WORK REQUIRED: How many lines in the data below include the word "this"? State the number alone.

(Stored items from a collection)

=== Section Start ===

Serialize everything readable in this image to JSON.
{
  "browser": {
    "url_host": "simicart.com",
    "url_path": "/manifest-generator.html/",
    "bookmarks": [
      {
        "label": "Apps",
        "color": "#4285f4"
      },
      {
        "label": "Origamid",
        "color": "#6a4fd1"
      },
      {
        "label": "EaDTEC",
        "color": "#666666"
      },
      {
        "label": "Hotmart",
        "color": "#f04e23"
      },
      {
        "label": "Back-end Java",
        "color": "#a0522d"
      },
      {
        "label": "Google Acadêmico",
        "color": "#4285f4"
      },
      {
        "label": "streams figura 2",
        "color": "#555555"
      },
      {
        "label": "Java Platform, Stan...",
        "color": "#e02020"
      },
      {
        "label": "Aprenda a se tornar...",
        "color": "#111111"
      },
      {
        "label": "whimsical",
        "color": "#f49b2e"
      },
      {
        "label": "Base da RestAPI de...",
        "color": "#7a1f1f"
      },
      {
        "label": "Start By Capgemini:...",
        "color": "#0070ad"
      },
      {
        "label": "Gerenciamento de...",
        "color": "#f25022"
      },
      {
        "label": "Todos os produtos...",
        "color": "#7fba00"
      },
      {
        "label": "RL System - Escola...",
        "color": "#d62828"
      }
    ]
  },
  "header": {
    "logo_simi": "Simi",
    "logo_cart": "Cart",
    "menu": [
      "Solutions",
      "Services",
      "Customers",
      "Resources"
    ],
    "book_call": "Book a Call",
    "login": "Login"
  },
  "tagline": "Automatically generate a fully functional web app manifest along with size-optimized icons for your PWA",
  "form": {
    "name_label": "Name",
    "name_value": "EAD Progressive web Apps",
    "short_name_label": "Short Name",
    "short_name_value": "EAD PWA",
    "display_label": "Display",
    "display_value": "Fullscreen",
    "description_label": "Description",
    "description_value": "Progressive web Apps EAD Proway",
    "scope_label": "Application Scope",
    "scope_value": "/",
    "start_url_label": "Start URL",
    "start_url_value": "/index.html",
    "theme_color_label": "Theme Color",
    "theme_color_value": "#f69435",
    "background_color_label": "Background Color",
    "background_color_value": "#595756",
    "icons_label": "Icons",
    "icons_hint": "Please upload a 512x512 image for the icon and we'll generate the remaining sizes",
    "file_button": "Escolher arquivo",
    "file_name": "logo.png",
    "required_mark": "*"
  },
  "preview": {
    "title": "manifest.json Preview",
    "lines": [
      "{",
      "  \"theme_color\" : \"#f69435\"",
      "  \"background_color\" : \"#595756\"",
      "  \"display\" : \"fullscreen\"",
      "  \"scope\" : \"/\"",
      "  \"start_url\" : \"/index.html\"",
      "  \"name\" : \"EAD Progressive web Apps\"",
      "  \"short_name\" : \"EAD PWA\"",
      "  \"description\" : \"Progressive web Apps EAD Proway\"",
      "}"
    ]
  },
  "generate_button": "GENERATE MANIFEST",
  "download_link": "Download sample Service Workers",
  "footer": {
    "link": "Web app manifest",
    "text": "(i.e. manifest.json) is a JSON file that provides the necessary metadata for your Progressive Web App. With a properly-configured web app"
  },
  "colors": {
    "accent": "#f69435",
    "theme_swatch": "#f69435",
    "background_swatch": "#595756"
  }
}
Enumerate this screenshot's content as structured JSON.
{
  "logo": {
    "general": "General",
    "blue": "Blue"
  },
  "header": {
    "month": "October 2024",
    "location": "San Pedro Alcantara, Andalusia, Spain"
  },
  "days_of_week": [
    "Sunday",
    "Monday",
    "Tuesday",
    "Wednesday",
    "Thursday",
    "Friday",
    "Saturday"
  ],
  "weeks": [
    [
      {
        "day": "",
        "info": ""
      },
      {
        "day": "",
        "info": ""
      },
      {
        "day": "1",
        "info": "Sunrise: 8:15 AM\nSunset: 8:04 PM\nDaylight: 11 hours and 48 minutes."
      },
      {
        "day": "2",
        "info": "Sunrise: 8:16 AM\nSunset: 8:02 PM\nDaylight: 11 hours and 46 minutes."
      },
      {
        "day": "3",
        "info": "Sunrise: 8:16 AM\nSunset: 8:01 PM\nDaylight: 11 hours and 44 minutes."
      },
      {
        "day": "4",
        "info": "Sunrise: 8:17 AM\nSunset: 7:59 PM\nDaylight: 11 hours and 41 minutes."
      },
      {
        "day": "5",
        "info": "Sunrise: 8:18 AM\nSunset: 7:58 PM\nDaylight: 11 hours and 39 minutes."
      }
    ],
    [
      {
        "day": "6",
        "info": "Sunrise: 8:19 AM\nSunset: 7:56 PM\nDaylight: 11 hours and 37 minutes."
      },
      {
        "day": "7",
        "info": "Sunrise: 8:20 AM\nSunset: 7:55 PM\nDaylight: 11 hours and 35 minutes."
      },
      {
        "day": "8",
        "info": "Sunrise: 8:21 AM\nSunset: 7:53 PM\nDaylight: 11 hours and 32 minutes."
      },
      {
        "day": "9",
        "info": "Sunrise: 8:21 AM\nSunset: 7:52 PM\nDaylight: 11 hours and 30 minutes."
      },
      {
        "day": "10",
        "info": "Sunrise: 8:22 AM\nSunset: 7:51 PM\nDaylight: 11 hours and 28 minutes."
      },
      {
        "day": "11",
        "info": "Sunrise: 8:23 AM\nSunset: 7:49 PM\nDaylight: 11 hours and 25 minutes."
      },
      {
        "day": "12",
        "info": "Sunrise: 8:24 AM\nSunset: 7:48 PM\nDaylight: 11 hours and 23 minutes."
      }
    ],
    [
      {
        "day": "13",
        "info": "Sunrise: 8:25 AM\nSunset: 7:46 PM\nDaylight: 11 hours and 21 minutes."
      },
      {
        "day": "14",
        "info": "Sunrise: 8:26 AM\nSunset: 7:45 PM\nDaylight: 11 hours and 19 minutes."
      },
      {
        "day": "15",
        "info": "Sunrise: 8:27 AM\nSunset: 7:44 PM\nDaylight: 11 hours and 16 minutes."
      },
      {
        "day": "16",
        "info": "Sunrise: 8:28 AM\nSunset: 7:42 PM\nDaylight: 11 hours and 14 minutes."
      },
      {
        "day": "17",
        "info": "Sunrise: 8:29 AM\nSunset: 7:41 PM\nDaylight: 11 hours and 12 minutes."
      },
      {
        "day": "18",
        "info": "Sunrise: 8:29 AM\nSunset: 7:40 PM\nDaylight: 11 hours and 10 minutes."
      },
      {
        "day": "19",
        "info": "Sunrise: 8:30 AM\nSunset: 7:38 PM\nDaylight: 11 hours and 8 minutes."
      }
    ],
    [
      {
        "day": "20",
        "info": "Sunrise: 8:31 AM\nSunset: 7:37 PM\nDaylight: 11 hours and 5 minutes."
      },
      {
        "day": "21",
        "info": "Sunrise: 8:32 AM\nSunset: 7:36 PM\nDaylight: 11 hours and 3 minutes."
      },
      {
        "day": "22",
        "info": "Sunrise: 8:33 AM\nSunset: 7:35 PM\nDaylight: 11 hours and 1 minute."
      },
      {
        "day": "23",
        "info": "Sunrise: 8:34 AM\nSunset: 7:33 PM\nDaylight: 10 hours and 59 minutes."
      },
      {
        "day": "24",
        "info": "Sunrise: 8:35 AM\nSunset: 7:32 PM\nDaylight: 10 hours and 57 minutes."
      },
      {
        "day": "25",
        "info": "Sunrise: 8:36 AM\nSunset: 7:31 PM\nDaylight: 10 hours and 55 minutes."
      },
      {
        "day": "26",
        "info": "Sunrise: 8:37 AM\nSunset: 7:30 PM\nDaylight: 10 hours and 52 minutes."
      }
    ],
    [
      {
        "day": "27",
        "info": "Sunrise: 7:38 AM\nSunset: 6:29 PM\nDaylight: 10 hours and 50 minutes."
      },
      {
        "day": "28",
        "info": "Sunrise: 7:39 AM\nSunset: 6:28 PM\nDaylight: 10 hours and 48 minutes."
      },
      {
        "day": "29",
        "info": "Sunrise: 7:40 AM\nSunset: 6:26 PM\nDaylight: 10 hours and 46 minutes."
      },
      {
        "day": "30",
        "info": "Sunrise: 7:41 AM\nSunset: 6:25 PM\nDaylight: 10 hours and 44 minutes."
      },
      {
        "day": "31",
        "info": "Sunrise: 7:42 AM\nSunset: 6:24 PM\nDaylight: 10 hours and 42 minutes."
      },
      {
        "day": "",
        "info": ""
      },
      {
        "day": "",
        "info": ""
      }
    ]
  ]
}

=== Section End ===

COMPLETED EXERCISE: 2